Thursday, September 09, 2010
A master's degree in human nature
Somehow or another, I have managed to get on every known telemarketing list for online colleges and work-at-home schemes. I really feel for these folks, who are just trying to make a living themselves, but the answer is no. They want to sell me a master's degree in something besides human nature.
I've done more than a few talks with young writers, and they always ask me, "What can I do to improve my writing skills?"
I'd tell them to live a few more years and get some life experience under their belt, but the nation's young, fed on a continual diet of fast food and 30 second commercials that already seem too long for them, aren't the most patient demographic group. So that's when I dust off Plan B: Get a master's in human nature.
They ask, "How?"
And I say, "Get a job as a reporter at a newspaper."
They don't want to hear that any more than the life-experience deal, but it is true. I cut my teeth in professional writing as a reporter covering everything from a man who got struck by lightning to a highly publicized body in a suitcase.
The crime stuff, that was interesting.
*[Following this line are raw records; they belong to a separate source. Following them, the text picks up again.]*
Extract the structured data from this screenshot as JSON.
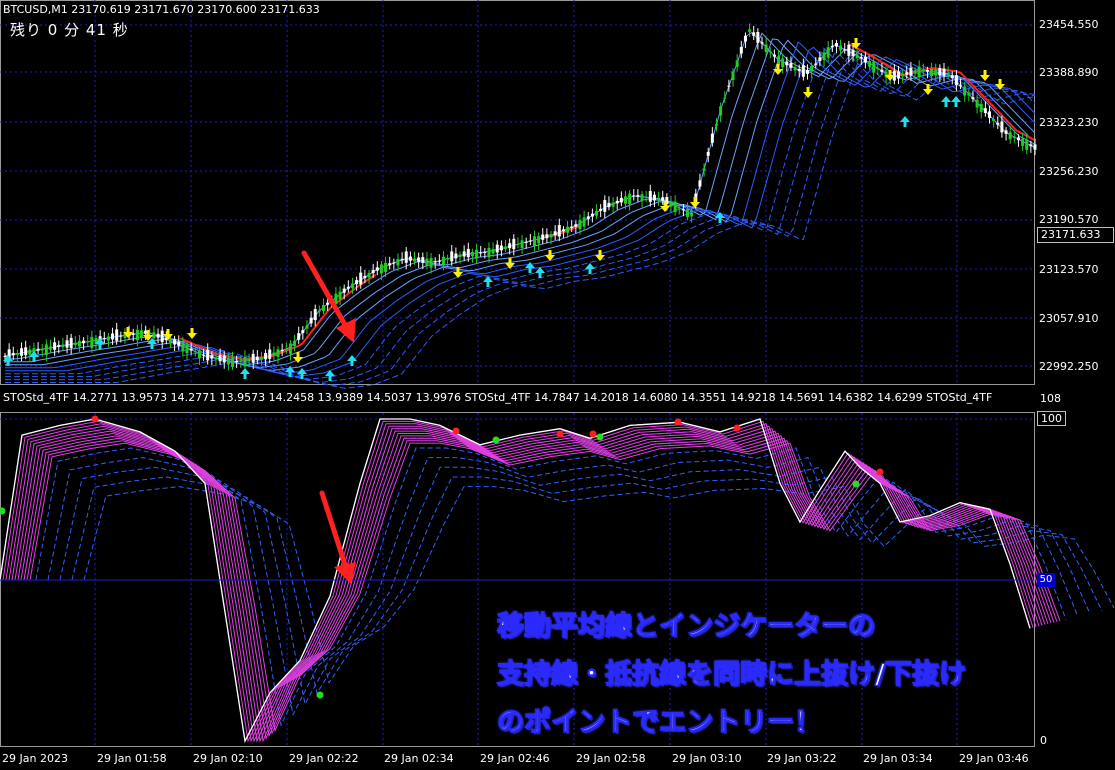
{
  "main_chart": {
    "symbol_info": "BTCUSD,M1  23170.619 23171.670 23170.600 23171.633",
    "countdown": "残り  0 分  41 秒",
    "price_labels": [
      "23454.550",
      "23388.890",
      "23323.230",
      "23256.230",
      "23190.570",
      "23123.570",
      "23057.910",
      "22992.250"
    ],
    "current_price": "23171.633"
  },
  "sub_window": {
    "header": "STOStd_4TF 14.2771 13.9573 14.2771 13.9573 14.2458 13.9389 14.5037 13.9976   STOStd_4TF 14.7847 14.2018 14.6080 14.3551 14.9218 14.5691 14.6382 14.6299   STOStd_4TF",
    "scale_max": "108",
    "level_100": "100",
    "scale_min": "0",
    "level_box": "50"
  },
  "time_axis": [
    "29 Jan 2023",
    "29 Jan 01:58",
    "29 Jan 02:10",
    "29 Jan 02:22",
    "29 Jan 02:34",
    "29 Jan 02:46",
    "29 Jan 02:58",
    "29 Jan 03:10",
    "29 Jan 03:22",
    "29 Jan 03:34",
    "29 Jan 03:46"
  ],
  "caption": {
    "line1": "移動平均線とインジケーターの",
    "line2": "支持線・抵抗線を同時に上抜け/下抜け",
    "line3": "のポイントでエントリー！"
  },
  "colors": {
    "background": "#000000",
    "grid": "#1e1ecf",
    "bull_candle": "#22cc22",
    "bear_candle": "#ffffff",
    "arrow": "#ff2020",
    "up_signal": "#22ddee",
    "down_signal": "#ffee00",
    "stoch_main": "#e040e0",
    "stoch_blue": "#3060ff"
  },
  "chart_data": {
    "type": "line",
    "series": [
      {
        "name": "",
        "values": [
          22998,
          23005,
          23012,
          23018,
          23025,
          23030,
          23015,
          22998,
          22990,
          22995,
          23010,
          23060,
          23090,
          23115,
          23130,
          23125,
          23135,
          23140,
          23150,
          23160,
          23175,
          23200,
          23215,
          23210,
          23190,
          23330,
          23440,
          23400,
          23380,
          23420,
          23400,
          23375,
          23385,
          23380,
          23340,
          23300,
          23280
        ]
      }
    ],
    "ylim": [
      22960,
      23480
    ]
  }
}
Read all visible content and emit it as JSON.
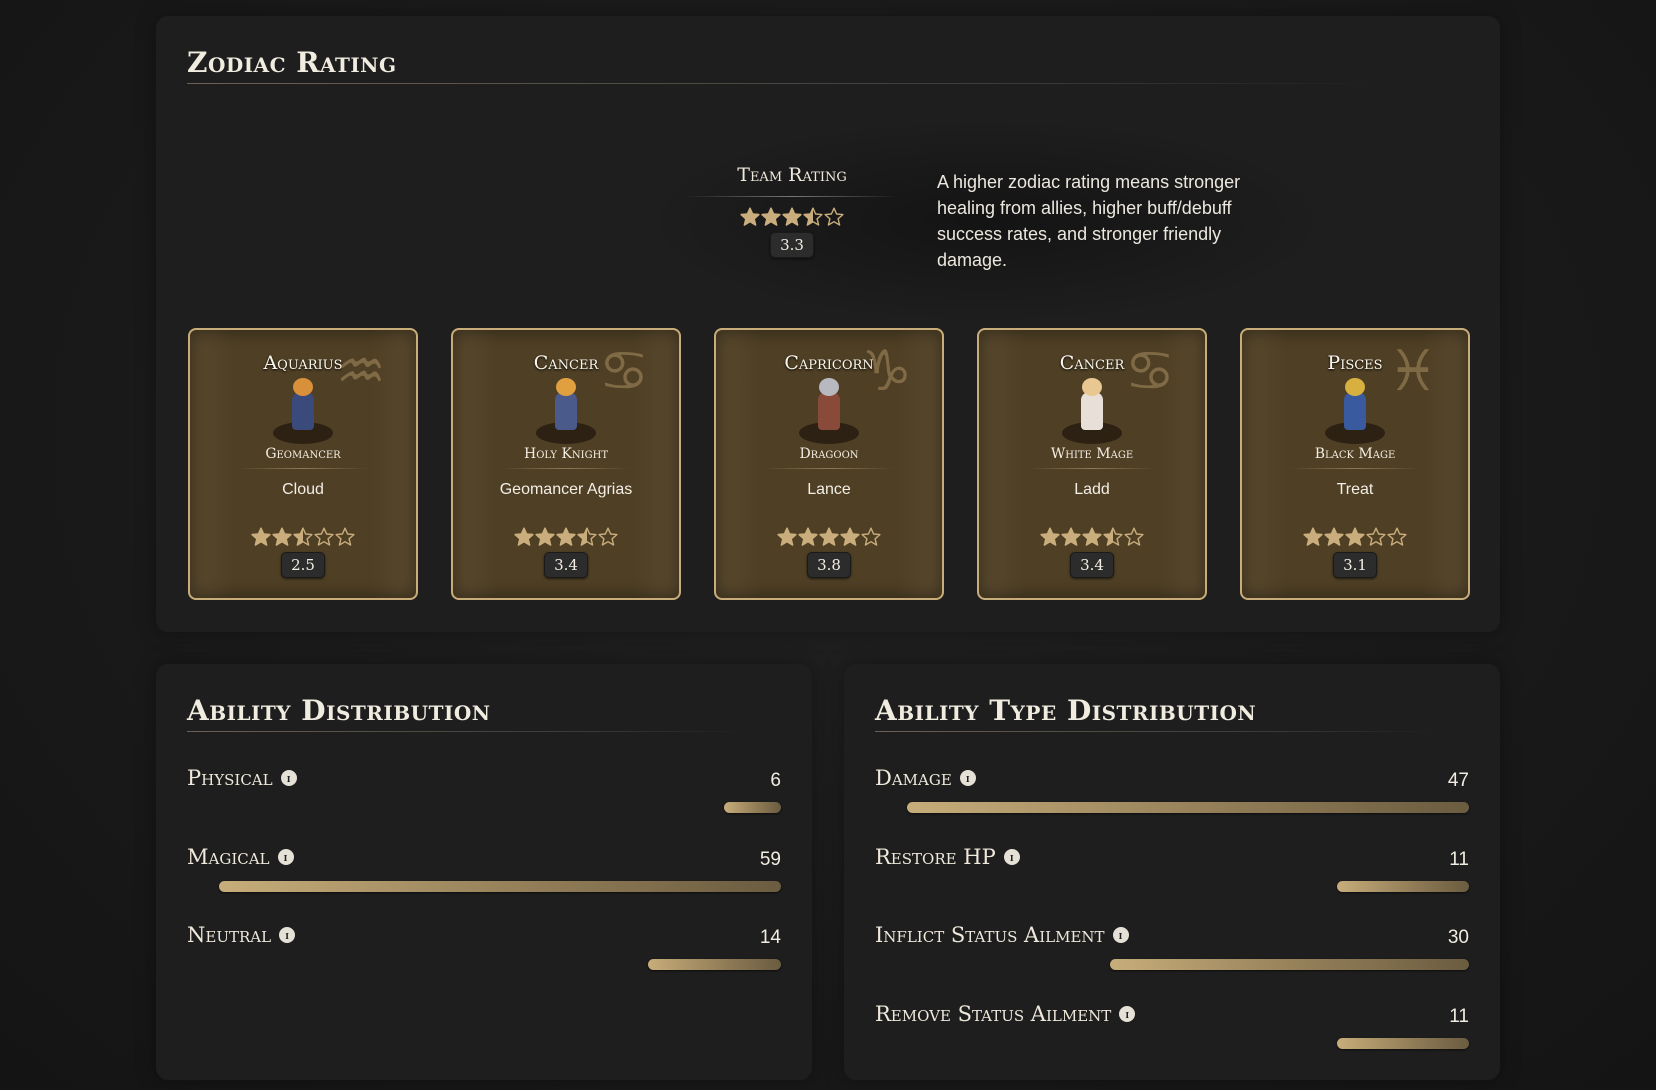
{
  "zodiac": {
    "title": "Zodiac Rating",
    "team": {
      "label": "Team Rating",
      "rating": 3.3,
      "rating_text": "3.3",
      "description": "A higher zodiac rating means stronger healing from allies, higher buff/debuff success rates, and stronger friendly damage."
    },
    "cards": [
      {
        "sign": "Aquarius",
        "glyph": "♒",
        "job": "Geomancer",
        "name": "Cloud",
        "rating": 2.5,
        "rating_text": "2.5",
        "hair": "#d8903a",
        "outfit": "#3a4a7a"
      },
      {
        "sign": "Cancer",
        "glyph": "♋",
        "job": "Holy Knight",
        "name": "Geomancer Agrias",
        "rating": 3.4,
        "rating_text": "3.4",
        "hair": "#e0a040",
        "outfit": "#4a5a8a"
      },
      {
        "sign": "Capricorn",
        "glyph": "♑",
        "job": "Dragoon",
        "name": "Lance",
        "rating": 3.8,
        "rating_text": "3.8",
        "hair": "#b8b8c0",
        "outfit": "#8a4a3a"
      },
      {
        "sign": "Cancer",
        "glyph": "♋",
        "job": "White Mage",
        "name": "Ladd",
        "rating": 3.4,
        "rating_text": "3.4",
        "hair": "#e8c890",
        "outfit": "#e8e0d8"
      },
      {
        "sign": "Pisces",
        "glyph": "♓",
        "job": "Black Mage",
        "name": "Treat",
        "rating": 3.1,
        "rating_text": "3.1",
        "hair": "#d8b040",
        "outfit": "#3a5aa0"
      }
    ]
  },
  "ability_distribution": {
    "title": "Ability Distribution",
    "max": 59,
    "rows": [
      {
        "label": "Physical",
        "value": 6,
        "value_text": "6"
      },
      {
        "label": "Magical",
        "value": 59,
        "value_text": "59"
      },
      {
        "label": "Neutral",
        "value": 14,
        "value_text": "14"
      }
    ]
  },
  "ability_type_distribution": {
    "title": "Ability Type Distribution",
    "max": 47,
    "rows": [
      {
        "label": "Damage",
        "value": 47,
        "value_text": "47"
      },
      {
        "label": "Restore HP",
        "value": 11,
        "value_text": "11"
      },
      {
        "label": "Inflict Status Ailment",
        "value": 30,
        "value_text": "30"
      },
      {
        "label": "Remove Status Ailment",
        "value": 11,
        "value_text": "11"
      }
    ]
  },
  "colors": {
    "star_fill": "#c9ad7c",
    "card_border": "#c9ad78",
    "bar_gradient_start": "#c7ad7a"
  }
}
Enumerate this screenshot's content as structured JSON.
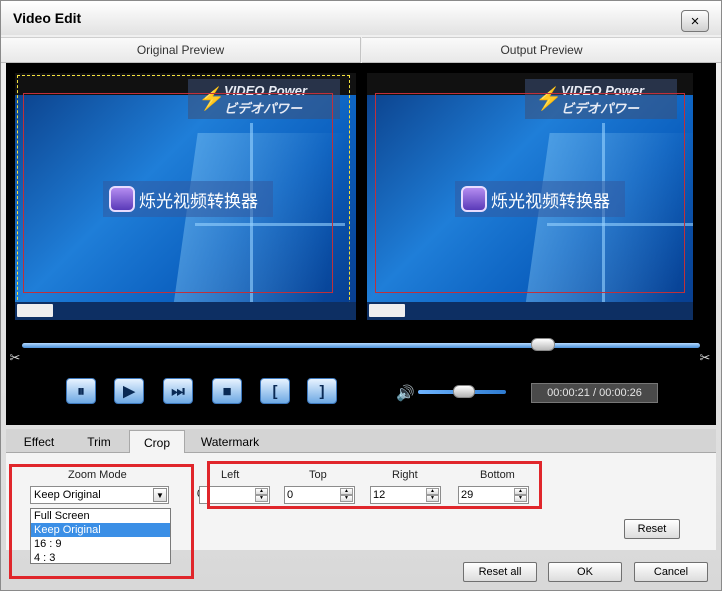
{
  "window": {
    "title": "Video Edit",
    "close_icon": "×"
  },
  "preview": {
    "original_label": "Original Preview",
    "output_label": "Output Preview"
  },
  "video": {
    "logo_line1": "VIDEO Power",
    "logo_line2": "ビデオパワー",
    "banner_text": "烁光视频转换器"
  },
  "controls": {
    "pause_icon": "⏸",
    "play_icon": "▶",
    "next_frame_icon": "⏭",
    "stop_icon": "■",
    "mark_in_icon": "[",
    "mark_out_icon": "]",
    "volume_icon": "🔊",
    "timecode": "00:00:21 / 00:00:26",
    "seek_position": 0.77,
    "volume_level": 0.45
  },
  "tabs": [
    {
      "label": "Effect"
    },
    {
      "label": "Trim"
    },
    {
      "label": "Crop"
    },
    {
      "label": "Watermark"
    }
  ],
  "crop": {
    "zoom_mode_label": "Zoom Mode",
    "zoom_mode_value": "Keep Original",
    "zoom_options": [
      "Full Screen",
      "Keep Original",
      "16 : 9",
      "4 : 3"
    ],
    "prefix_value": "0",
    "left_label": "Left",
    "top_label": "Top",
    "right_label": "Right",
    "bottom_label": "Bottom",
    "left_value": "",
    "top_value": "0",
    "right_value": "12",
    "bottom_value": "29",
    "reset_label": "Reset"
  },
  "footer": {
    "reset_all_label": "Reset all",
    "ok_label": "OK",
    "cancel_label": "Cancel"
  },
  "colors": {
    "highlight": "#e0262b",
    "accent": "#3b8fe6"
  }
}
Criminals are notoriously dumb (which is the reason they get caught 99% of the time), and it's fairly easy to write a humorous story when the defendant gets caught in the midst of a commercial transaction of weed right across from the sheriff's office (true story).
But it was the features that taught me more about human beings than anything else. I wrote stories on everything you could think of: old houses, old people who lived in new houses, people who rescued dogs, people who collected dolls, people who had alligators in their pools, people who found weird things with metal detectors. I wrote about childhood sweethearts who had grown up and married and had been married for 50 years. If it had a smidge of a story to it and it could fill up column inches, and if I could figure out a photo to go with it, I wrote about it.
It taught me a valuable lesson: every person has at least one story to tell. Beyond that, it taught me the differences in people's speech patterns, in the way they sit and talk and walk, how they see the world. It showed me all the different things that make people unique.
And that can be boiled down to one thing: the element of surprise. I never failed to learn at least one unexpected thing about each person that I interviewed. I might not have used that in the story, but it made me walk away with the knowledge that no one is exactly who he appears to be.
I hope that I bring that richness to my own characters. It's not that I seek to make each one annoyingly cute or quirky. I just hope to make them rife with the contradictions that make them, well, human.